Exercise brief:
Scan the listing below for the string "JSON" and copy each line where it turns up.

Records provided:

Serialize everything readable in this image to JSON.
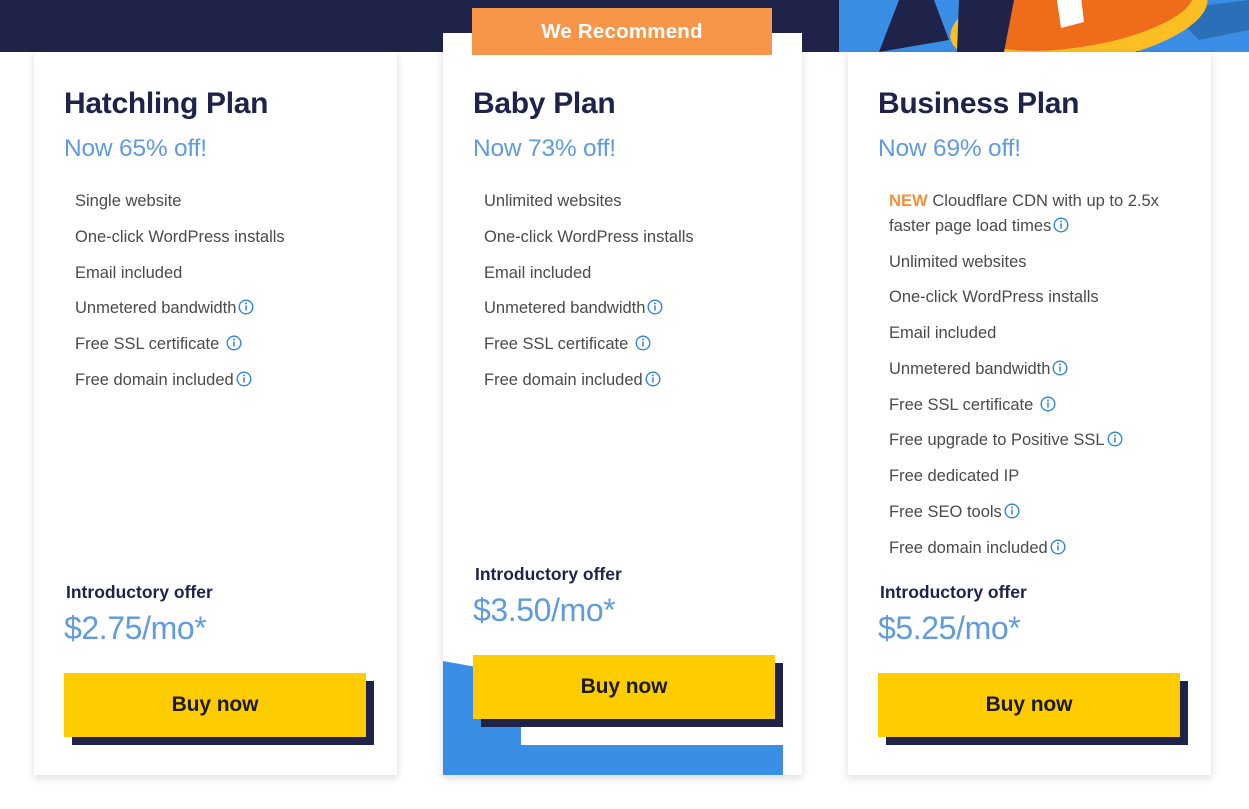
{
  "colors": {
    "navy": "#1f2249",
    "accent_blue": "#5f9bdd",
    "bright_blue": "#3a8ee6",
    "orange": "#f79548",
    "new_orange": "#f2903b",
    "yellow": "#ffcc00",
    "feature_text": "#4a4a4a"
  },
  "hero": {
    "illustration_name": "cartoon-hero-illustration"
  },
  "recommend_banner": {
    "label": "We Recommend"
  },
  "plans": [
    {
      "name": "Hatchling Plan",
      "discount": "Now 65% off!",
      "features": [
        {
          "text": "Single website",
          "info": false,
          "new": false
        },
        {
          "text": "One-click WordPress installs",
          "info": false,
          "new": false
        },
        {
          "text": "Email included",
          "info": false,
          "new": false
        },
        {
          "text": "Unmetered bandwidth",
          "info": true,
          "new": false
        },
        {
          "text": "Free SSL certificate ",
          "info": true,
          "new": false
        },
        {
          "text": "Free domain included",
          "info": true,
          "new": false
        }
      ],
      "offer_label": "Introductory offer",
      "price": "$2.75/mo*",
      "buy_label": "Buy now",
      "recommended": false
    },
    {
      "name": "Baby Plan",
      "discount": "Now 73% off!",
      "features": [
        {
          "text": "Unlimited websites",
          "info": false,
          "new": false
        },
        {
          "text": "One-click WordPress installs",
          "info": false,
          "new": false
        },
        {
          "text": "Email included",
          "info": false,
          "new": false
        },
        {
          "text": "Unmetered bandwidth",
          "info": true,
          "new": false
        },
        {
          "text": "Free SSL certificate ",
          "info": true,
          "new": false
        },
        {
          "text": "Free domain included",
          "info": true,
          "new": false
        }
      ],
      "offer_label": "Introductory offer",
      "price": "$3.50/mo*",
      "buy_label": "Buy now",
      "recommended": true
    },
    {
      "name": "Business Plan",
      "discount": "Now 69% off!",
      "features": [
        {
          "text": "Cloudflare CDN with up to 2.5x faster page load times",
          "info": true,
          "new": true,
          "new_label": "NEW"
        },
        {
          "text": "Unlimited websites",
          "info": false,
          "new": false
        },
        {
          "text": "One-click WordPress installs",
          "info": false,
          "new": false
        },
        {
          "text": "Email included",
          "info": false,
          "new": false
        },
        {
          "text": "Unmetered bandwidth",
          "info": true,
          "new": false
        },
        {
          "text": "Free SSL certificate ",
          "info": true,
          "new": false
        },
        {
          "text": "Free upgrade to Positive SSL",
          "info": true,
          "new": false
        },
        {
          "text": "Free dedicated IP",
          "info": false,
          "new": false
        },
        {
          "text": "Free SEO tools",
          "info": true,
          "new": false
        },
        {
          "text": "Free domain included",
          "info": true,
          "new": false
        }
      ],
      "offer_label": "Introductory offer",
      "price": "$5.25/mo*",
      "buy_label": "Buy now",
      "recommended": false
    }
  ]
}
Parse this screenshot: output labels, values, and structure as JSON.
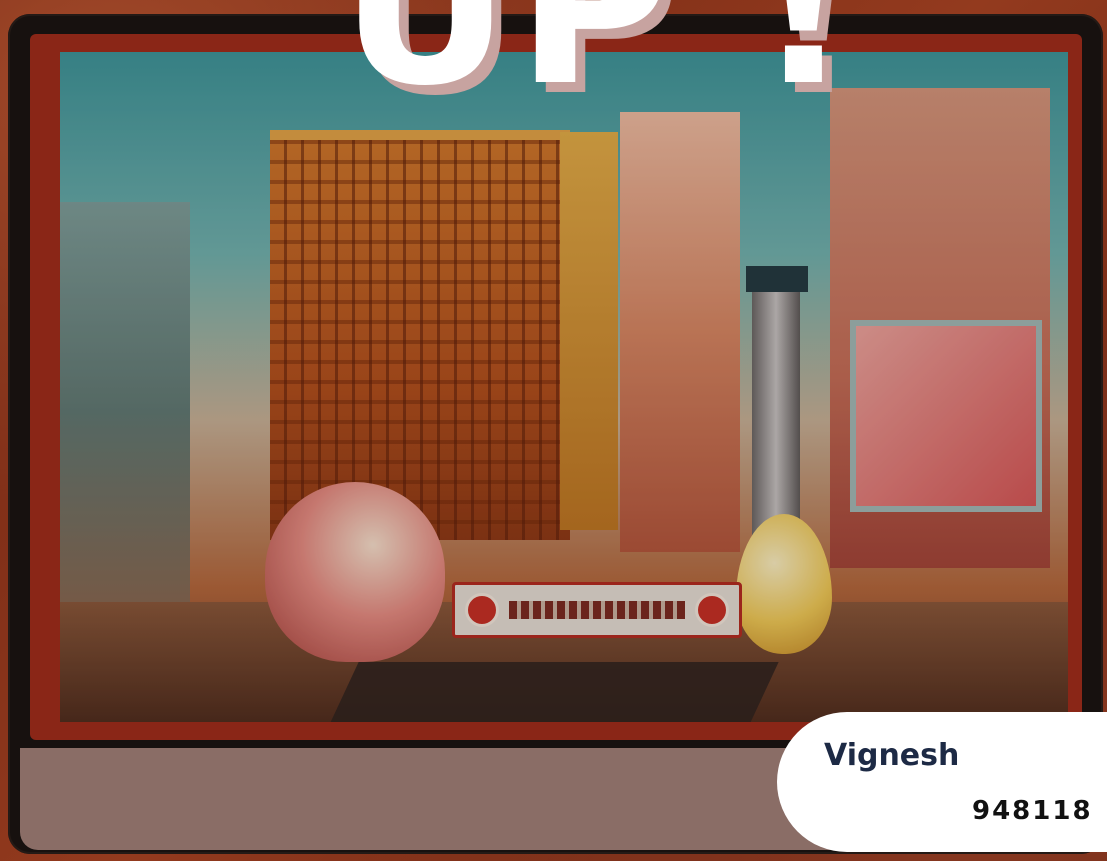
{
  "headline": {
    "text": "UP !"
  },
  "contact": {
    "name": "Vignesh",
    "phone": "948118"
  },
  "scene": {
    "sign_label": "",
    "colors": {
      "frame": "#8a2617",
      "bezel": "#17110f",
      "chin": "#8a6d66",
      "badge": "#ffffff",
      "name_text": "#1d2a45"
    }
  }
}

Reply:
Serialize everything readable in this image to JSON.
Parse this screenshot: output labels, values, and structure as JSON.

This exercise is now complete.